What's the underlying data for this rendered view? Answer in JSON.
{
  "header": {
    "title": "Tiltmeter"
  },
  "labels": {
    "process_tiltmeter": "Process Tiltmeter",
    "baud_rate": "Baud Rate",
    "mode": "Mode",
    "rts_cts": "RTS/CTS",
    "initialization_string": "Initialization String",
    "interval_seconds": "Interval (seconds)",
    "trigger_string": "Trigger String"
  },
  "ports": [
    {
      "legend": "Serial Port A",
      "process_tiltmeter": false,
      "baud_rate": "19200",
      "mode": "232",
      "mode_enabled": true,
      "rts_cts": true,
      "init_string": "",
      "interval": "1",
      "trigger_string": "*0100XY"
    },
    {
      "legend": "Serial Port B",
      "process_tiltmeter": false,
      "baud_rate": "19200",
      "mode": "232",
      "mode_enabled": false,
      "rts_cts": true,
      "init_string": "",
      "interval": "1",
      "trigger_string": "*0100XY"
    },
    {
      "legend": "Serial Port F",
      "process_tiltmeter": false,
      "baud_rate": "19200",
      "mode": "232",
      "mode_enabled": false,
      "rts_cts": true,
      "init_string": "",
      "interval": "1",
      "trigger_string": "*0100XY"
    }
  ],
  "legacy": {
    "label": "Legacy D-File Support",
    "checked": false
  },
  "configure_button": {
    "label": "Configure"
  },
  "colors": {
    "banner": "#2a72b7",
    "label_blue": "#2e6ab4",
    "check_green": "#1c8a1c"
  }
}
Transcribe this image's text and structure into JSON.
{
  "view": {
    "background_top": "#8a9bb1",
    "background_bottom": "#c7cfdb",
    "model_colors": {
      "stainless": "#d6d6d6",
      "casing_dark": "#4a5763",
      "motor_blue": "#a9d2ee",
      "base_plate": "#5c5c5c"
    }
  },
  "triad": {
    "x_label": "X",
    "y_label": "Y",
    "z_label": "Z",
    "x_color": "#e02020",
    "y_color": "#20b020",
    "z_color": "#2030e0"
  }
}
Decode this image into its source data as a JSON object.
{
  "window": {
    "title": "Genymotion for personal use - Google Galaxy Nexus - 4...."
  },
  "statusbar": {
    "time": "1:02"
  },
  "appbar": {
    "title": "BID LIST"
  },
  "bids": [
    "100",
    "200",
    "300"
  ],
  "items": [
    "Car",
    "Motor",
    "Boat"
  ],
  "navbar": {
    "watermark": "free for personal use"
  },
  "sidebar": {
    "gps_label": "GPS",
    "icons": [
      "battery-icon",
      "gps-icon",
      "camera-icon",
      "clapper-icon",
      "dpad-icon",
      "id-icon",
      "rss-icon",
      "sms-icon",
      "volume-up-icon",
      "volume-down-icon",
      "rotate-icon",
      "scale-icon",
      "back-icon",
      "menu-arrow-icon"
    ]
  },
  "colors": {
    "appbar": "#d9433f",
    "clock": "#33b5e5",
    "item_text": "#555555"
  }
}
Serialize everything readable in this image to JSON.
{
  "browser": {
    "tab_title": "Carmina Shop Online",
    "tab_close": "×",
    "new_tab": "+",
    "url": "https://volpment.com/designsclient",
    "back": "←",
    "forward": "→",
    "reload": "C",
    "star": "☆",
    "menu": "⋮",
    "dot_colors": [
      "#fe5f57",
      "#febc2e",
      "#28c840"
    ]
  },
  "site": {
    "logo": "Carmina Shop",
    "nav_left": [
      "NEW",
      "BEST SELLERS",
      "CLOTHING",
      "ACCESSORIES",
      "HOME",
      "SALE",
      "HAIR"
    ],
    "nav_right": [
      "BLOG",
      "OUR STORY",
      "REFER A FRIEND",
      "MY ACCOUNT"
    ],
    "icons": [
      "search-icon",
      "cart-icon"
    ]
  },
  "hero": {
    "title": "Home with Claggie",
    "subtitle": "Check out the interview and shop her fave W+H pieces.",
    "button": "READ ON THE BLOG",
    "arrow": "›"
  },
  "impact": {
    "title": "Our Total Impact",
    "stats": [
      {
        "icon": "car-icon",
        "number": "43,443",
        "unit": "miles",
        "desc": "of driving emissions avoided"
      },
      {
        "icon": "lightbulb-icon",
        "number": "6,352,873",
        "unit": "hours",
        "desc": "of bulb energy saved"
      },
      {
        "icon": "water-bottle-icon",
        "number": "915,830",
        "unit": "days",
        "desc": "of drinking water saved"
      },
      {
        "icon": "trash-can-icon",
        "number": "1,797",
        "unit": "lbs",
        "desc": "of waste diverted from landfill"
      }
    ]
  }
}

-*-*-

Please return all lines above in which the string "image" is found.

-- EXERCISE RESPONSE --
Transcribe this image's text and structure into JSON.
Decode this image into its source data as a JSON object.
Serialize everything readable in this image to JSON.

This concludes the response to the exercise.